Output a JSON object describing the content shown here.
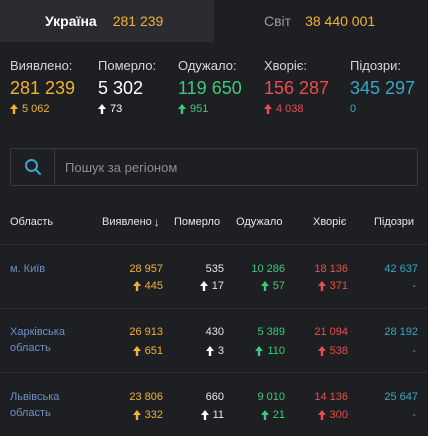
{
  "tabs": [
    {
      "name": "Україна",
      "count": "281 239"
    },
    {
      "name": "Світ",
      "count": "38 440 001"
    }
  ],
  "stats": [
    {
      "label": "Виявлено:",
      "value": "281 239",
      "delta": "5 062",
      "color": "#f2b233",
      "arrow": "up-orange"
    },
    {
      "label": "Померло:",
      "value": "5 302",
      "delta": "73",
      "color": "#ffffff",
      "arrow": "up-white"
    },
    {
      "label": "Одужало:",
      "value": "119 650",
      "delta": "951",
      "color": "#3ec97a",
      "arrow": "up-green"
    },
    {
      "label": "Хворіє:",
      "value": "156 287",
      "delta": "4 038",
      "color": "#ea4d4d",
      "arrow": "up-red"
    },
    {
      "label": "Підозри:",
      "value": "345 297",
      "delta": "0",
      "color": "#3aa5c4",
      "arrow": "none"
    }
  ],
  "search": {
    "placeholder": "Пошук за регіоном"
  },
  "table": {
    "headers": [
      "Область",
      "Виявлено",
      "Померло",
      "Одужало",
      "Хворіє",
      "Підозри"
    ],
    "sort_indicator": "↓",
    "rows": [
      {
        "region": [
          "м. Київ"
        ],
        "detected": "28 957",
        "detected_delta": "445",
        "died": "535",
        "died_delta": "17",
        "recovered": "10 286",
        "recovered_delta": "57",
        "sick": "18 136",
        "sick_delta": "371",
        "suspect": "42 637",
        "suspect_delta": "-"
      },
      {
        "region": [
          "Харківська",
          "область"
        ],
        "detected": "26 913",
        "detected_delta": "651",
        "died": "430",
        "died_delta": "3",
        "recovered": "5 389",
        "recovered_delta": "110",
        "sick": "21 094",
        "sick_delta": "538",
        "suspect": "28 192",
        "suspect_delta": "-"
      },
      {
        "region": [
          "Львівська",
          "область"
        ],
        "detected": "23 806",
        "detected_delta": "332",
        "died": "660",
        "died_delta": "11",
        "recovered": "9 010",
        "recovered_delta": "21",
        "sick": "14 136",
        "sick_delta": "300",
        "suspect": "25 647",
        "suspect_delta": "-"
      }
    ]
  },
  "colors": {
    "background": "#1e1f23",
    "active_tab": "#2b2c31",
    "accent_orange": "#f2b233",
    "green": "#3ec97a",
    "red": "#ea4d4d",
    "teal": "#3aa5c4",
    "region_link": "#6e8fc4"
  }
}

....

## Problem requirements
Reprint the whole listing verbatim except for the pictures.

## Solution to the problem
Output a JSON object describing the content shown here.
{
  "tabs": [
    {
      "name": "Україна",
      "count": "281 239"
    },
    {
      "name": "Світ",
      "count": "38 440 001"
    }
  ],
  "stats": [
    {
      "label": "Виявлено:",
      "value": "281 239",
      "delta": "5 062",
      "color": "#f2b233",
      "arrow": "up-orange"
    },
    {
      "label": "Померло:",
      "value": "5 302",
      "delta": "73",
      "color": "#ffffff",
      "arrow": "up-white"
    },
    {
      "label": "Одужало:",
      "value": "119 650",
      "delta": "951",
      "color": "#3ec97a",
      "arrow": "up-green"
    },
    {
      "label": "Хворіє:",
      "value": "156 287",
      "delta": "4 038",
      "color": "#ea4d4d",
      "arrow": "up-red"
    },
    {
      "label": "Підозри:",
      "value": "345 297",
      "delta": "0",
      "color": "#3aa5c4",
      "arrow": "none"
    }
  ],
  "search": {
    "placeholder": "Пошук за регіоном"
  },
  "table": {
    "headers": [
      "Область",
      "Виявлено",
      "Померло",
      "Одужало",
      "Хворіє",
      "Підозри"
    ],
    "sort_indicator": "↓",
    "rows": [
      {
        "region": [
          "м. Київ"
        ],
        "detected": "28 957",
        "detected_delta": "445",
        "died": "535",
        "died_delta": "17",
        "recovered": "10 286",
        "recovered_delta": "57",
        "sick": "18 136",
        "sick_delta": "371",
        "suspect": "42 637",
        "suspect_delta": "-"
      },
      {
        "region": [
          "Харківська",
          "область"
        ],
        "detected": "26 913",
        "detected_delta": "651",
        "died": "430",
        "died_delta": "3",
        "recovered": "5 389",
        "recovered_delta": "110",
        "sick": "21 094",
        "sick_delta": "538",
        "suspect": "28 192",
        "suspect_delta": "-"
      },
      {
        "region": [
          "Львівська",
          "область"
        ],
        "detected": "23 806",
        "detected_delta": "332",
        "died": "660",
        "died_delta": "11",
        "recovered": "9 010",
        "recovered_delta": "21",
        "sick": "14 136",
        "sick_delta": "300",
        "suspect": "25 647",
        "suspect_delta": "-"
      }
    ]
  },
  "colors": {
    "background": "#1e1f23",
    "active_tab": "#2b2c31",
    "accent_orange": "#f2b233",
    "green": "#3ec97a",
    "red": "#ea4d4d",
    "teal": "#3aa5c4",
    "region_link": "#6e8fc4"
  }
}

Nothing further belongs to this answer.